[WHAT IS EXPECTED]:
When a line of the records contains "Columns", copy it.

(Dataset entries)
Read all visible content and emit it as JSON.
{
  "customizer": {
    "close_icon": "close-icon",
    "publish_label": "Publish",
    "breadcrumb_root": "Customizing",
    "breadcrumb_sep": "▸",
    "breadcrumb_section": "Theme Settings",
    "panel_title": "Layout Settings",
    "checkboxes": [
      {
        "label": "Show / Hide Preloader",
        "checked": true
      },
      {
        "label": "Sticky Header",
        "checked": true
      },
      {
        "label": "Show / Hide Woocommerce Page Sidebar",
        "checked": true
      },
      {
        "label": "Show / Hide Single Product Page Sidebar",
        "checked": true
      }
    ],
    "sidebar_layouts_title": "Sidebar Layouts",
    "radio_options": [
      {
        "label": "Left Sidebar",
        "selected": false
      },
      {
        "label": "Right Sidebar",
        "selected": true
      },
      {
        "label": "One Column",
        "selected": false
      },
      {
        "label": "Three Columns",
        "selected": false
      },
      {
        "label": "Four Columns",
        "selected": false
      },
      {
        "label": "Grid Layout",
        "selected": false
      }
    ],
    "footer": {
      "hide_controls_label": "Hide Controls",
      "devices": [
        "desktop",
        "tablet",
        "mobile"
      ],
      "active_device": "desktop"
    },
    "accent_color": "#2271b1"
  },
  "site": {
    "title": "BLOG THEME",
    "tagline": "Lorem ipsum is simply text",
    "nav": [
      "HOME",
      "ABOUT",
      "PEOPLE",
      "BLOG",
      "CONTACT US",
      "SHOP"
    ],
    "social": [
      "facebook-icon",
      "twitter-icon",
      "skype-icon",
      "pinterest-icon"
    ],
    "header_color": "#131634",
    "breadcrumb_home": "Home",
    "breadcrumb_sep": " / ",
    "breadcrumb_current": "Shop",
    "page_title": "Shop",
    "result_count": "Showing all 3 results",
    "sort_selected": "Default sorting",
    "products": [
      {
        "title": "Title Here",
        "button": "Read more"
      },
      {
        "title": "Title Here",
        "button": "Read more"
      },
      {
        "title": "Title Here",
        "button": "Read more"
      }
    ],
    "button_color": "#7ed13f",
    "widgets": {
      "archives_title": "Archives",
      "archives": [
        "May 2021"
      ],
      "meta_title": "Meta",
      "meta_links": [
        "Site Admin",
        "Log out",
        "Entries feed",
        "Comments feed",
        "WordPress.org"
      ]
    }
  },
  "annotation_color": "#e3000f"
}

[WRITTEN RESPONSE]:
        "label": "Three Columns",
        "label": "Four Columns",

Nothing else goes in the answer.